Charles Freeman Gillette was a prominent landscape architect who specialized in the creation of grounds supporting Colonial Revival architecture. He is associated with the restoration and re-creation of historic gardens in the upper South and especially Virginia.

Gillette's plan for a garden within the outer, diamond-shaped space at William & Mary was never realized. In recognition and honor of the achievements of President Emeritus W. Taylor Reveley III and his wife, Helen, the Garden Club of Virginia collaborated with William & Mary to bring Gillette’s garden plan to life.

With a university investment and generous support from other private donors, the entire area was transformed with the demolition of existing walks and storm drains, additional utility upgrades, new storm water inlets, installation of light poles and rough grading in the first phase of the project. 

The Garden Club of Virginia installed looping, geometrically executed and precisely graded brick walks that weave together through the garden and between the buildings. A central feature of the garden is a pair of custom designed metal arbors with benches. Planting and trees were also added.

Completed 100 years later, the Reveley Garden might be more accurately described as a modern interpretation of Gillette’s design. However, the garden reflects the spirit and intention of Gillette’s original plan while creating an elegant place for contemplation, study and socializing. 

Garden photo courtesy of Rieley & Associates Landscape Architects
GCV President Debbie Lewis, William & Mary President Katherine A. Rowe, Helen and Taylor Reveley, GCV Landscape Architect William D. Rieley (Photo by Skip Rowland)
Join Us!
GCV Symposium
Grow Your Knowledge

Mark your calendars for Sept. 20-21, 2022, at the Science Museum of Virginia in Richmond for GCV’s Symposium, themed “Grow Your Knowledge.” Tickets for featured speakers including Francoise Weeks, Thomas Woltz, Shawn Spencer-Hester, Robert Llewellyn and Emilie Carter will be available beginning July 20.
Good to Know
Watering Techniques

Excerpt from the GCV Garden Maintenance Manual

The Garden Club of Virginia’s official policy on watering notes that each property is required to provide a source of water.

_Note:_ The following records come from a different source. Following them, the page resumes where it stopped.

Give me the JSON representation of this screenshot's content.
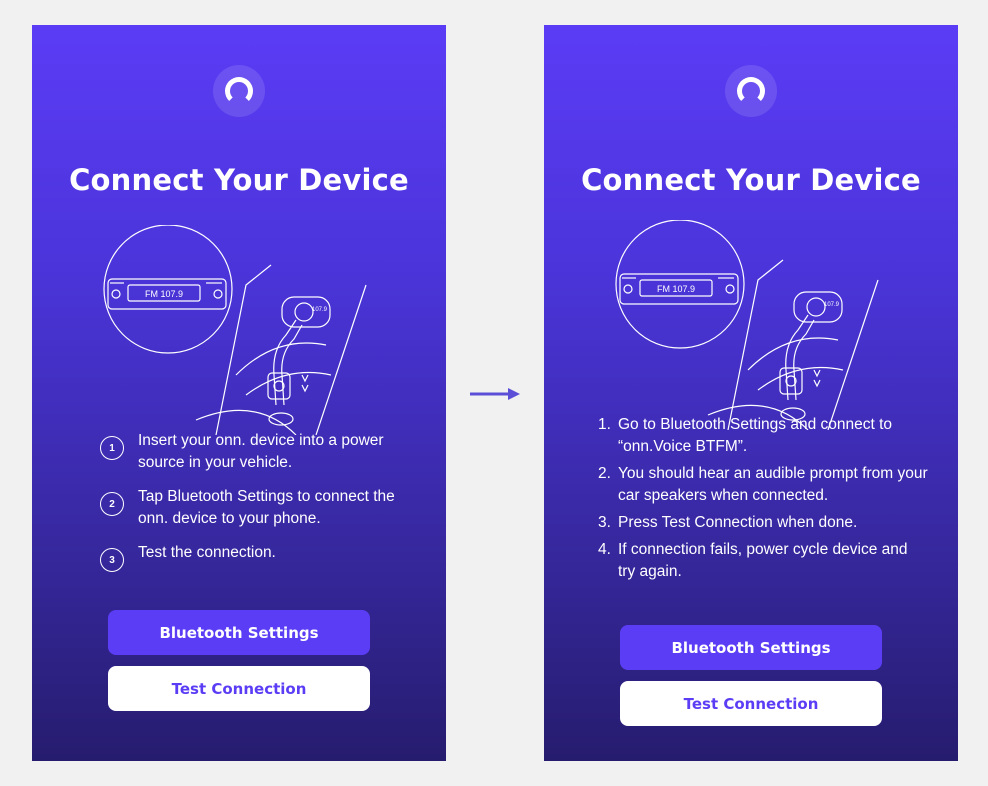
{
  "colors": {
    "page_bg": "#f1f1f1",
    "gradient_top": "#5b3cf6",
    "gradient_bottom": "#261c6e",
    "button_primary": "#5b3df5",
    "button_secondary": "#ffffff",
    "arrow": "#5b4fd8"
  },
  "left_screen": {
    "logo_icon": "onn-logo-icon",
    "title": "Connect Your Device",
    "illustration": {
      "radio_label": "FM 107.9",
      "device_display": "107.9"
    },
    "steps": [
      {
        "number": "1",
        "text": "Insert your onn. device into a power source in your vehicle."
      },
      {
        "number": "2",
        "text": "Tap Bluetooth Settings to connect the onn. device to your phone."
      },
      {
        "number": "3",
        "text": "Test the connection."
      }
    ],
    "primary_button": "Bluetooth Settings",
    "secondary_button": "Test Connection"
  },
  "arrow_icon": "arrow-right-icon",
  "right_screen": {
    "logo_icon": "onn-logo-icon",
    "title": "Connect Your Device",
    "illustration": {
      "radio_label": "FM 107.9",
      "device_display": "107.9"
    },
    "steps": [
      {
        "number": "1.",
        "text": "Go to Bluetooth Settings and connect to “onn.Voice BTFM”."
      },
      {
        "number": "2.",
        "text": "You should hear an audible prompt from your car speakers when connected."
      },
      {
        "number": "3.",
        "text": "Press Test Connection when done."
      },
      {
        "number": "4.",
        "text": "If connection fails, power cycle device and try again."
      }
    ],
    "primary_button": "Bluetooth Settings",
    "secondary_button": "Test Connection"
  }
}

It is critical to establishing and maintaining plants as it not only keeps plant cells turgid, water transports the many nutrients needed by the plant internally. In general, it is best to water deeply and less often than to water frequently and not very much. If plants are not watered deeply, their roots stay near the surface and they suffer more than from lack of water.

The function of water in plants is extremely complex and over-watering can be just as bad as under-watering. When soil becomes water logged, it does not permit proper aeration and the plants will wilt and eventually die.

Where non-potable or grey water is available, the GCV encourages its use for irrigation as it is both economical and ecological.

There are disadvantages associated with the use of automated irrigation systems. First, the irrigation heads are a discordant note in a historic landscape. Second, while automated systems do a fair job on turf areas they often do more harm than good when watering plants, particularly boxwood. Drip irrigation works well in planting beds but care should be taken to avoid exposing the hose on the surface.
Newsletter Editor: Clarkie Eppes, Hillside Garden Club

President of the Garden Club of Virginia: Debbie Lewis, The Garden Study Club